• What to work on: Check the records below for the word "description" and state how many lines contain it, replying with the number only.

• Material provided:

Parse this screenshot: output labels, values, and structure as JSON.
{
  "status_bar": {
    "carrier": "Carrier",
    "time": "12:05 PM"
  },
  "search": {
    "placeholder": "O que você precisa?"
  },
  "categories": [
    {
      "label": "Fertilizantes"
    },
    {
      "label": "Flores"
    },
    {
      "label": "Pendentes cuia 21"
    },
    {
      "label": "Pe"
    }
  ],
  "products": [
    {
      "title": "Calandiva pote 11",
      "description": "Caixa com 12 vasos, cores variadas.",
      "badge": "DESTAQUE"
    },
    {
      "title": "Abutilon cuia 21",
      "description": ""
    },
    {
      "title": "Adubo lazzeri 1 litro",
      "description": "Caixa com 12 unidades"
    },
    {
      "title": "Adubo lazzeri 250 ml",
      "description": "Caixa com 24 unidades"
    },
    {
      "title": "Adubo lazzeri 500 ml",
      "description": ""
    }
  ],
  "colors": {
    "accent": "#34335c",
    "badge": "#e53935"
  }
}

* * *

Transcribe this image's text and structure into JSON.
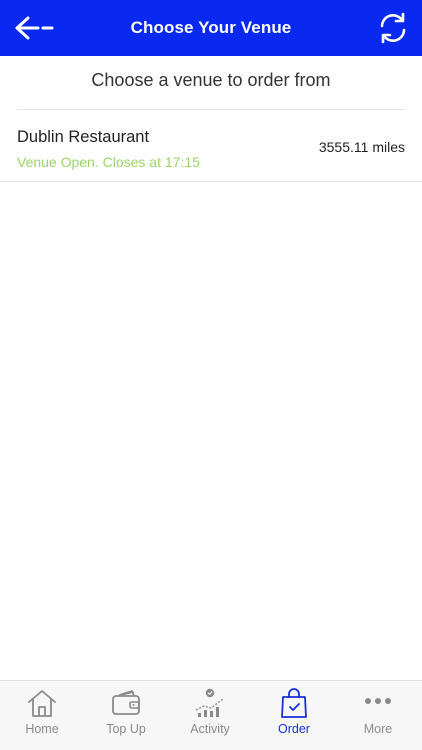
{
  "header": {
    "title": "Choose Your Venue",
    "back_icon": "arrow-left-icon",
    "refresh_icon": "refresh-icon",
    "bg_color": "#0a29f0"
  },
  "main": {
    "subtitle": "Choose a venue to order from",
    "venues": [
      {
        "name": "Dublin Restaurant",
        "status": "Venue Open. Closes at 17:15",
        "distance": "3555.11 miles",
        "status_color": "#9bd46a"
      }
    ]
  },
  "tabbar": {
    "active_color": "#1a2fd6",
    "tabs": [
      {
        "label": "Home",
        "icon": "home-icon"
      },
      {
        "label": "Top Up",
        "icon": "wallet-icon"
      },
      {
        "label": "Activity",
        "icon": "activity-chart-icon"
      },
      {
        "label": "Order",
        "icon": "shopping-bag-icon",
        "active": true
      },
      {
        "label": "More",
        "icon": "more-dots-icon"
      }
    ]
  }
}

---

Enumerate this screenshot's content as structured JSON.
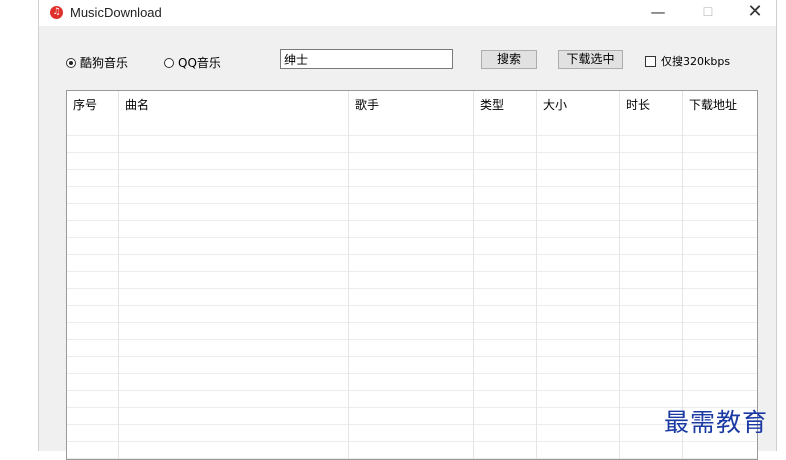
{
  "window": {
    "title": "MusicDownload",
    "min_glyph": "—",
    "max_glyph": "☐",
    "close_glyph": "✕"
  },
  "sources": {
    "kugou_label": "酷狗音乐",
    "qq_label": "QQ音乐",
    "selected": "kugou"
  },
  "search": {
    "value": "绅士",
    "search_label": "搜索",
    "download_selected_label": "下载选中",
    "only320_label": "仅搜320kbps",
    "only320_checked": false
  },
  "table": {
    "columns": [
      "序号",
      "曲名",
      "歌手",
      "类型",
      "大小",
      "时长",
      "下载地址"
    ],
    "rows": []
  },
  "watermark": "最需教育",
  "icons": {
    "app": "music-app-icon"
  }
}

• Expected answer: 5